Many older electronic designs use through-hole components, which are usually manually placed onto circuit boards before they can be soldered. While some components are best kept as through-hole, such as connectors, most can be replaced with surface mount equivalents. Let’s look at why this might be a good idea.
When we work with through-hole components, the following happens for larger jobs:
Manually place the through-hole components
Use our wave solderer to solder all the through-hole components on the board
Clean the boards
The wave solderer itself has an associated set-up and clean-up cost as well. (Note: some manufacturers use “selective soldering” for this task, which has a few advantages over wave soldering.) For small jobs it is usually cheaper and easier to manually solder the through-hole components. However, labour is not very cheap compared to machines.
On the other hand, for surface-mount components provided on a reel, we load the reel into a feeder element, mount the element in the feeder trolley and program the feeder. Then the pick and place machine does the rest. Once again, there is a set-up cost associated with each type of component, but if you are wanting hundreds of boards or more, surface mount components are the way to go.
I’m pleased to announce that Agile Electronics is now in a position to employ its first non-founding staff member to assist with manufacturing. Currently this is on a casual basis, but we hope that the job will grow with the business. We welcome Gen!

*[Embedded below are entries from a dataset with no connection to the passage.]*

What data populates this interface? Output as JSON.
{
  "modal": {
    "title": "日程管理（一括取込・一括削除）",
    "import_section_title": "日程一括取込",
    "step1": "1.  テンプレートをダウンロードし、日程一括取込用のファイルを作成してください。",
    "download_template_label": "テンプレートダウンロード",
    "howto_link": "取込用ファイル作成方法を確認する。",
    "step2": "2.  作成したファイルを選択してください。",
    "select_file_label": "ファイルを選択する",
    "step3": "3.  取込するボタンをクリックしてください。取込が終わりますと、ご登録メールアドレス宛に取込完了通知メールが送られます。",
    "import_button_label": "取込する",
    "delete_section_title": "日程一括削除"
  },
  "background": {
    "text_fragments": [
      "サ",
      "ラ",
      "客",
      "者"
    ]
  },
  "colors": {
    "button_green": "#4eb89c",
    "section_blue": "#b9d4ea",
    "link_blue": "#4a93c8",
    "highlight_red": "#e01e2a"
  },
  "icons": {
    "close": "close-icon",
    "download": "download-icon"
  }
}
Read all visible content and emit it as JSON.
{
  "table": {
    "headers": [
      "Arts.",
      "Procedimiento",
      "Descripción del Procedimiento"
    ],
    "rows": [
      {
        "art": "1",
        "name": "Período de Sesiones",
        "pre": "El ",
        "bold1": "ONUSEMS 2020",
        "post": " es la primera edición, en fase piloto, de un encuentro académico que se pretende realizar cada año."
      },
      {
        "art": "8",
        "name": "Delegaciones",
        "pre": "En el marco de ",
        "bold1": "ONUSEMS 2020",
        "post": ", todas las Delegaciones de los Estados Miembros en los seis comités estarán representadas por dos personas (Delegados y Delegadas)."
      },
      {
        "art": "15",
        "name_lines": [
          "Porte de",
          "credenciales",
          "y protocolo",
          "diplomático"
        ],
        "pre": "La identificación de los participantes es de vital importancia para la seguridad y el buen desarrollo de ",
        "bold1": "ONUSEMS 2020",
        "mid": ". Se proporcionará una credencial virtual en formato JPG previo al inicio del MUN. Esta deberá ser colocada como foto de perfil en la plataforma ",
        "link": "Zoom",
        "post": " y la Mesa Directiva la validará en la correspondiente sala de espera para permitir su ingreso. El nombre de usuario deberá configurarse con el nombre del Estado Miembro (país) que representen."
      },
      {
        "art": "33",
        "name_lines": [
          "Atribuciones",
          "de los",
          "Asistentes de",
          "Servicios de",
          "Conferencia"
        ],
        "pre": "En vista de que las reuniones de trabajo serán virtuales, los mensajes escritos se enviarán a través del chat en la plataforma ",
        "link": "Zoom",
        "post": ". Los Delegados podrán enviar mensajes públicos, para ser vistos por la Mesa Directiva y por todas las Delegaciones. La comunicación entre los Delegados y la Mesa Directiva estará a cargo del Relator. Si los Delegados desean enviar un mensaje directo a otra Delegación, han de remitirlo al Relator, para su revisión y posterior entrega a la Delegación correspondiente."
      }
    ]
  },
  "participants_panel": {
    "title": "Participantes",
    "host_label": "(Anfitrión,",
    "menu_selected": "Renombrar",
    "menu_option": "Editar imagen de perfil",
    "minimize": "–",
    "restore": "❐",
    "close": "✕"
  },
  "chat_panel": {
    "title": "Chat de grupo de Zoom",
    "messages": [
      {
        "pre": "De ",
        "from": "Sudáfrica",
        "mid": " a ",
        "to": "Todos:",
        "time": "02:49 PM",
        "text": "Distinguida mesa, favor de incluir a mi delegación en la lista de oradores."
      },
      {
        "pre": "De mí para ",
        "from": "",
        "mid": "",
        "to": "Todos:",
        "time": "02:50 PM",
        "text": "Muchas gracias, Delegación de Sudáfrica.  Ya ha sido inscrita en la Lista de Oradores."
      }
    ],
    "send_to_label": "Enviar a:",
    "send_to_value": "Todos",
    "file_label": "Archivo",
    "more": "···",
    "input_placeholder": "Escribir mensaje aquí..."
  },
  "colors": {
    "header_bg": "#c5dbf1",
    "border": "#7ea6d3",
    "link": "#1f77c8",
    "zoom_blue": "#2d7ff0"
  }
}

There is one thing worse than cut tape, and that is loose components! You might think it is a saving to just buy a bag of the components you need, but if you are using a professional assembler, it is often cheaper to buy in bulk on a reel, or to make use of the very reasonable reeling service from suppliers like Digikey or Mouser, where your small number of components are mounted on a reel, ready for assembly.
So, what do we do when we receive loose components? Some are taken out of their plastic bags and put into a belt or tube feeder. For others, we need to design and print a special matrix tray, and then manually place the components into the matrix tray. For really short cut tape, we stick the tape into the matrix tray area with removable double-sided tape. For each tray or short cut tape, the pick and place machine needs to be programmed to indicate the dimensions of the tray and the type of component contained in it. As you can imagine all this preprocessing takes quite a bit of time. So, do think twice about how you provide components to your friendly assembler!
We sometimes get asked how to prepare a design for manufacture on a pick and place machine. There are things to be aware of that are not needed for your prototype, including fiducials, which are marks on the board that help the machine’s vision system place the components accurately. Also the way that components are provided makes a lot of difference to how long it takes to set up the run.
An excellent introduction to design for manufacture is provided by Dave Jones. We strongly recommend watching it before sending your design to be made. Having said that, we can handle 0402 sized components, but are happy to use other sizes if required.
Hello world! Agile Electronics has been providing electronic assembly services since 2010. We’re located in the Melbourne metropolitan area. We have a Europlacer XPii-IIT pick and place machine; a Dek solder printer; and convection and vapour phase ovens. We can provide surface mount assembly services for any size job, including prototypes.